**Exercise aim**
Copy each line of the listing below where the word "Firecrawl" turns up.

**Exercise input**

★ ★ ★

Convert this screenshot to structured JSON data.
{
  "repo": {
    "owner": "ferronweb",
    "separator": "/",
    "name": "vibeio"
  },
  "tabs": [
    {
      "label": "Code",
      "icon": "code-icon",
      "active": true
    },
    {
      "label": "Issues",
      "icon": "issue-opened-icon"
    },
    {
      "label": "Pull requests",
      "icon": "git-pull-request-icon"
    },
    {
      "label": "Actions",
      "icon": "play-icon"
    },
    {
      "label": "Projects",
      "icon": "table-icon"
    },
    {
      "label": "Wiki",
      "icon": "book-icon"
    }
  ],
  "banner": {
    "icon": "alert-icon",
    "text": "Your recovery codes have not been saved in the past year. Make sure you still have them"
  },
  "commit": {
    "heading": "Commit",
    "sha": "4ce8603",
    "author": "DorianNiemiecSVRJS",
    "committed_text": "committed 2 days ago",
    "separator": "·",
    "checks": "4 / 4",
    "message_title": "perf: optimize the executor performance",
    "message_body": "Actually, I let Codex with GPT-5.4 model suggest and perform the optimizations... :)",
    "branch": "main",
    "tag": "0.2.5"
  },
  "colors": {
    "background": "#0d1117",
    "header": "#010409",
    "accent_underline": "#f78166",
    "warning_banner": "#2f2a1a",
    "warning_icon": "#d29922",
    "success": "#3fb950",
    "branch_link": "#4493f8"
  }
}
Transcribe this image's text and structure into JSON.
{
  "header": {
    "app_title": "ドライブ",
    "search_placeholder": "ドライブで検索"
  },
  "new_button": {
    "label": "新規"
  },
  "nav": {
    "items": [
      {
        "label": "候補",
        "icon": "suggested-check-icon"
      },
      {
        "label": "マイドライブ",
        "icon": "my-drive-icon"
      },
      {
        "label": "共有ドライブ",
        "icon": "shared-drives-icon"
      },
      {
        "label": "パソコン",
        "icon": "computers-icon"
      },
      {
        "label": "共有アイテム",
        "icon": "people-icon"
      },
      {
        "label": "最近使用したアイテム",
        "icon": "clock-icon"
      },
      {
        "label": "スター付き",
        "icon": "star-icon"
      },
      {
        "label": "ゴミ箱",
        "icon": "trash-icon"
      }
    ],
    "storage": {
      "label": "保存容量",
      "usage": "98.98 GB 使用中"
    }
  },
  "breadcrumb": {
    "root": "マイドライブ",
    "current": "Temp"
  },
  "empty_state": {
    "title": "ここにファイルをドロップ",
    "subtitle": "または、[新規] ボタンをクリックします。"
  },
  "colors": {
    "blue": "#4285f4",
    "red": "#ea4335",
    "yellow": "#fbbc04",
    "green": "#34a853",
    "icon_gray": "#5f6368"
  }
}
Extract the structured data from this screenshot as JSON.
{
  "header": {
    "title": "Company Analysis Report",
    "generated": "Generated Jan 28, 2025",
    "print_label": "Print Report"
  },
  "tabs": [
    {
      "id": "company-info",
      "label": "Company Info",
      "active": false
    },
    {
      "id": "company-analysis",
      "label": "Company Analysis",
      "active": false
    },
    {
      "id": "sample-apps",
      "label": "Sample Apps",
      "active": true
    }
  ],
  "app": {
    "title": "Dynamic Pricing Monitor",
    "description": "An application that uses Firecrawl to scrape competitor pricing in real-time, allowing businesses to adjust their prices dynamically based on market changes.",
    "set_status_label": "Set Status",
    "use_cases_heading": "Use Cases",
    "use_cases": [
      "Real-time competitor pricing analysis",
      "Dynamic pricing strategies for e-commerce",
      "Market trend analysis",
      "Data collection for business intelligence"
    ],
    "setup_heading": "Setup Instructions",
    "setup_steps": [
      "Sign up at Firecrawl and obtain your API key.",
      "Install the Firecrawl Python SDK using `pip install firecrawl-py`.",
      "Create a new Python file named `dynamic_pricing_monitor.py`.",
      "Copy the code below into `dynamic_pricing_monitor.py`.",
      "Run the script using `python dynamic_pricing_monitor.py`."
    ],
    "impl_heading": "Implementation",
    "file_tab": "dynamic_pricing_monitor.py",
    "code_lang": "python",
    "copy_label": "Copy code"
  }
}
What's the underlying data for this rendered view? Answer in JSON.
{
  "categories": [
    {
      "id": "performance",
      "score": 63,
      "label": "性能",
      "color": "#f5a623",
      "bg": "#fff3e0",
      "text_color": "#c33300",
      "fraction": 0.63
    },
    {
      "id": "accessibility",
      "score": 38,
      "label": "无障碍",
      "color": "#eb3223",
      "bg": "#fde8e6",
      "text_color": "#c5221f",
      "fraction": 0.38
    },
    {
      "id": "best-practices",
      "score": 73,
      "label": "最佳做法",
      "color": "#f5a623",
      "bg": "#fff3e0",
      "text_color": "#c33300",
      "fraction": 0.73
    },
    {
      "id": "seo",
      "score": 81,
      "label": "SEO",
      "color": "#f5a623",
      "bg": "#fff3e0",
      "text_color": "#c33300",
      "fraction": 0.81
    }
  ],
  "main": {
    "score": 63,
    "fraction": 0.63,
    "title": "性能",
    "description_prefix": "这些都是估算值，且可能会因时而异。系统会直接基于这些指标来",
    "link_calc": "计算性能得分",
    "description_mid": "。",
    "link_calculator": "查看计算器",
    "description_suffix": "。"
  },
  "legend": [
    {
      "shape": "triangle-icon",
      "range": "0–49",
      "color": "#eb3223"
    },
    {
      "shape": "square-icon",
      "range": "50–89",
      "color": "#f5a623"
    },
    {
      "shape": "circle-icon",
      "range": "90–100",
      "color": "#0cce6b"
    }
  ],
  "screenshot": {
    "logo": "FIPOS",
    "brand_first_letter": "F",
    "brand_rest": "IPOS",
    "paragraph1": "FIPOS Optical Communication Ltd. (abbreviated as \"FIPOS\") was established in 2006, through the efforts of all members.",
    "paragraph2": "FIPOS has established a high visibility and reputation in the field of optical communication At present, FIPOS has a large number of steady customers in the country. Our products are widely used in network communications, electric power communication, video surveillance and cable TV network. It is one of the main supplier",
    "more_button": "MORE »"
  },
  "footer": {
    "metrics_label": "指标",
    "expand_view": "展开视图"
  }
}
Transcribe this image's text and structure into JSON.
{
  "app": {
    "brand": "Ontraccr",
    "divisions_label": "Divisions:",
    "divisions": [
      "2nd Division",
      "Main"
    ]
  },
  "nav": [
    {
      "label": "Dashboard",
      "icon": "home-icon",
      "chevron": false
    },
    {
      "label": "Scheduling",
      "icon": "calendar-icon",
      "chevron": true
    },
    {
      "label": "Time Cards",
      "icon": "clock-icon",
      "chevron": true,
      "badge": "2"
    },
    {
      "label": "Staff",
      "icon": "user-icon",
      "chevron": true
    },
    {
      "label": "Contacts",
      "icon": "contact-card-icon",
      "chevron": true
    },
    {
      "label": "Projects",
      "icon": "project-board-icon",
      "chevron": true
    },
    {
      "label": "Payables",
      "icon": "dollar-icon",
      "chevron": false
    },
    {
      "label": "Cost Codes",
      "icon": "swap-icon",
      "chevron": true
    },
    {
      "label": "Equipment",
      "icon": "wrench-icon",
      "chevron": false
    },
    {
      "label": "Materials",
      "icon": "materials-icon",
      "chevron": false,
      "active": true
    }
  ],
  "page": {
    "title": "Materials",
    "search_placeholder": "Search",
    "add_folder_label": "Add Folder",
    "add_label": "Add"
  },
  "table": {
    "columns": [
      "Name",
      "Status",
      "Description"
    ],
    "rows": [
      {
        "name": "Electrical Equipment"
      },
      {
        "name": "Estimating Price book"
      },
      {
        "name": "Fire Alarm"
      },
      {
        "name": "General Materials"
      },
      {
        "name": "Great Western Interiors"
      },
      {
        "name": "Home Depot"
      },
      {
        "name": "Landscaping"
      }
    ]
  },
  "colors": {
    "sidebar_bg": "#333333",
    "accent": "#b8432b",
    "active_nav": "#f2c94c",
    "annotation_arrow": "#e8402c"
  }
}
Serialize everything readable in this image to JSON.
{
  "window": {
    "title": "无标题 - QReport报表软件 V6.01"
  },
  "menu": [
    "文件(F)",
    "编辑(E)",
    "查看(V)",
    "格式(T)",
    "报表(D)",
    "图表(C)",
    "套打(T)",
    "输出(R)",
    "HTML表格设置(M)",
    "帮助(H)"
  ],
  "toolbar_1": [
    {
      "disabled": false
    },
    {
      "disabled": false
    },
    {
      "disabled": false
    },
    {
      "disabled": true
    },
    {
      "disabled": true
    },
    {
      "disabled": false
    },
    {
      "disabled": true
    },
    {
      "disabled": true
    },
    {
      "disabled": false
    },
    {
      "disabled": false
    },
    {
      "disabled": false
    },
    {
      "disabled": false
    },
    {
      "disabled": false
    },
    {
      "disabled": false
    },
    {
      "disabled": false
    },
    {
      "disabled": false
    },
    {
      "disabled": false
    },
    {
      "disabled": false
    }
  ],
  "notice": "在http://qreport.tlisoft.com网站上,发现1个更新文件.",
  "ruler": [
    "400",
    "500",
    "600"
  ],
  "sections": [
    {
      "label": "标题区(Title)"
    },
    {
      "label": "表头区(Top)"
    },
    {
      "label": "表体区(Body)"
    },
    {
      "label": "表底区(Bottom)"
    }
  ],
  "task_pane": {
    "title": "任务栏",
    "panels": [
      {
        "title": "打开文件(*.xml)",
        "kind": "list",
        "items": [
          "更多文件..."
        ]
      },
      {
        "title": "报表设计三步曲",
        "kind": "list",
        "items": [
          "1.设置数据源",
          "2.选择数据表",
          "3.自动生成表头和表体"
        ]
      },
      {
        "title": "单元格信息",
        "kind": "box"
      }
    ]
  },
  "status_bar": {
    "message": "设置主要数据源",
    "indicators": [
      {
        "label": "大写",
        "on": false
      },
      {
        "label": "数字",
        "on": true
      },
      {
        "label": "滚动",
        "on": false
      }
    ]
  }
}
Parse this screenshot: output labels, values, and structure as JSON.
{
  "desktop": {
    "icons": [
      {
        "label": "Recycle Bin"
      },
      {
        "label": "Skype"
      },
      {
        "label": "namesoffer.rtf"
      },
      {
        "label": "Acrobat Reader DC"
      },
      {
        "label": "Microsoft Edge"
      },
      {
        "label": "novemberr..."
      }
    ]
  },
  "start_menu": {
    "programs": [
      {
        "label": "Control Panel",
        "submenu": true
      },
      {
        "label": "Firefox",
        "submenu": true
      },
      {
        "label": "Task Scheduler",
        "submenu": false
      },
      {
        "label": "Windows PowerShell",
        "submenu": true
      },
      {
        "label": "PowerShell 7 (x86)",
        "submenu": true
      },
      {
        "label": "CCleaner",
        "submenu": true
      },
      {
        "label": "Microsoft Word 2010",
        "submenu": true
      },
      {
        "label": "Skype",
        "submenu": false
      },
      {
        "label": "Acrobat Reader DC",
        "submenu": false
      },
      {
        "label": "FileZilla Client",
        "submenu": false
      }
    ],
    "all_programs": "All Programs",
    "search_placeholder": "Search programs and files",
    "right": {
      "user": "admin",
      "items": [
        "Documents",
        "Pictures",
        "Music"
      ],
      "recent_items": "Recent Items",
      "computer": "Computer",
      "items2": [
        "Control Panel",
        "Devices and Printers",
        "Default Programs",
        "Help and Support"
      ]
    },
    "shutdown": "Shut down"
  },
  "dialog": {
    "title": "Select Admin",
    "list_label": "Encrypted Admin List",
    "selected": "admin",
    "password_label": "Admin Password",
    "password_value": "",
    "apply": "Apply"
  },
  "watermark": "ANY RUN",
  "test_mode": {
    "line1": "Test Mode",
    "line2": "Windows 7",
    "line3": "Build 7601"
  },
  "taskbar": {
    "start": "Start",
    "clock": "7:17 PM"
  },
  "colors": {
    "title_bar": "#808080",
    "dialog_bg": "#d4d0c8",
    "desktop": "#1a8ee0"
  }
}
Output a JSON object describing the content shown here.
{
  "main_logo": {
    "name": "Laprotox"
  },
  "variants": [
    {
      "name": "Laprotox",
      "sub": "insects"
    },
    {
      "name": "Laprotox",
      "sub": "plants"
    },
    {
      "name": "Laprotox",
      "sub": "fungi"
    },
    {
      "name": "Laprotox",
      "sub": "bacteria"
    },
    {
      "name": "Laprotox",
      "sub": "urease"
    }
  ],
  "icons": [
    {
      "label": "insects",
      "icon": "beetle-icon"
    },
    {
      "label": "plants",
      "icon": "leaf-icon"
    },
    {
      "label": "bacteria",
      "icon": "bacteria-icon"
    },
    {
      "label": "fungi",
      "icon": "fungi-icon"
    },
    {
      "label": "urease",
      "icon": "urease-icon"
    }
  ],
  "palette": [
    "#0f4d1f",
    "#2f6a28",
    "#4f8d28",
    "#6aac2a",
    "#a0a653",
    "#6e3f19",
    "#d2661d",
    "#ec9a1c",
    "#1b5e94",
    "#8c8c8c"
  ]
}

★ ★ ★

**Exercise response**
    "description": "An application that uses Firecrawl to scrape competitor pricing in real-time, allowing businesses to adjust their prices dynamically based on market changes.",
      "Sign up at Firecrawl and obtain your API key.",
      "Install the Firecrawl Python SDK using `pip install firecrawl-py`.",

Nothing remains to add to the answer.